Porcelain painted with underglaze cobalt blue; H. 13 5/8 in. (34.6 cm), Diam. 7 7/8 in. (20 cm), Diam. of rim 2 1/2 in. (6.4 cm), Diam. of base 5 in. (12.7 cm)
Purchase, Friends of Asian Art Gifts, 2010 (2010.312)

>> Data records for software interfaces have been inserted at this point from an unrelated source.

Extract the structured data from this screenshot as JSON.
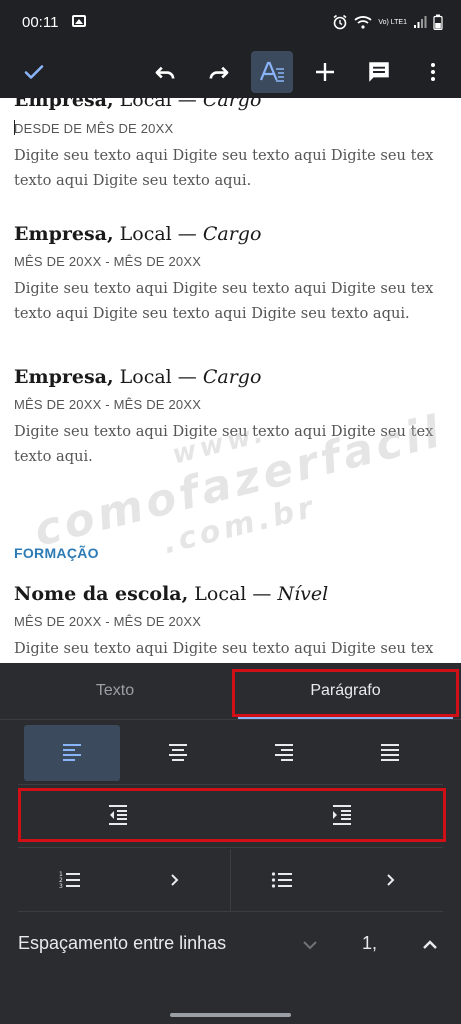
{
  "status_bar": {
    "time": "00:11",
    "network_label": "Vo) LTE1"
  },
  "toolbar": {
    "icons": [
      "check-icon",
      "undo-icon",
      "redo-icon",
      "text-format-icon",
      "add-icon",
      "comment-icon",
      "more-vert-icon"
    ],
    "accent": "#8ab4f8"
  },
  "document": {
    "entries": [
      {
        "company": "Empresa,",
        "location": " Local — ",
        "role": "Cargo",
        "date": "DESDE DE MÊS DE 20XX",
        "body_lines": [
          "Digite seu texto aqui Digite seu texto aqui Digite seu tex",
          "texto aqui Digite seu texto aqui."
        ]
      },
      {
        "company": "Empresa,",
        "location": " Local — ",
        "role": "Cargo",
        "date": "MÊS DE 20XX - MÊS DE 20XX",
        "body_lines": [
          "Digite seu texto aqui Digite seu texto aqui Digite seu tex",
          "texto aqui Digite seu texto aqui Digite seu texto aqui."
        ]
      },
      {
        "company": "Empresa,",
        "location": " Local — ",
        "role": "Cargo",
        "date": "MÊS DE 20XX - MÊS DE 20XX",
        "body_lines": [
          "Digite seu texto aqui Digite seu texto aqui Digite seu tex",
          "texto aqui."
        ]
      }
    ],
    "section_heading": "FORMAÇÃO",
    "school": {
      "name": "Nome da escola,",
      "location": " Local — ",
      "level": "Nível",
      "date": "MÊS DE 20XX - MÊS DE 20XX",
      "body_line": "Digite seu texto aqui Digite seu texto aqui Digite seu tex"
    },
    "watermark": {
      "line1": "www.",
      "line2": "comofazerfacil",
      "line3": ".com.br"
    }
  },
  "format_panel": {
    "tabs": [
      {
        "label": "Texto",
        "active": false
      },
      {
        "label": "Parágrafo",
        "active": true
      }
    ],
    "alignment": {
      "options": [
        "align-left-icon",
        "align-center-icon",
        "align-right-icon",
        "align-justify-icon"
      ],
      "selected": "align-left-icon"
    },
    "indent": [
      "indent-decrease-icon",
      "indent-increase-icon"
    ],
    "lists": [
      "numbered-list-icon",
      "bulleted-list-icon"
    ],
    "line_spacing": {
      "label": "Espaçamento entre linhas",
      "value": "1,"
    },
    "highlight_color": "#d10f16"
  }
}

This bottle, which was probably used as a container for wine, shows the leader of the so-called Eight Immortals, Zhongli Quan, identifiable by his two topknots, exposed belly, and fan. With its narrow foot, expansive body, and small mouth, this vessel type, known as a meiping, became very popular in the Yuan and Ming dynasties. The decoration, painted with a cobalt-based blue pigment under a transparent glaze, complements its shape with a scrolling band of camelia around the shoulder and upright banana leaves encircling the foot, serving to frame a central panel that features Zhongli Quan in a landscape defined by a garden rock, a pine tree, and a grove of bamboo. As with many images of transcendent beings, he is shown encircled by a halolike cloud, while the hem of his robe and scarves trail after him as if blown by a breeze. Daoist immortals, as well as pine trees and bamboo, are symbols of longevity, befitting a vessel used as a wine bottle.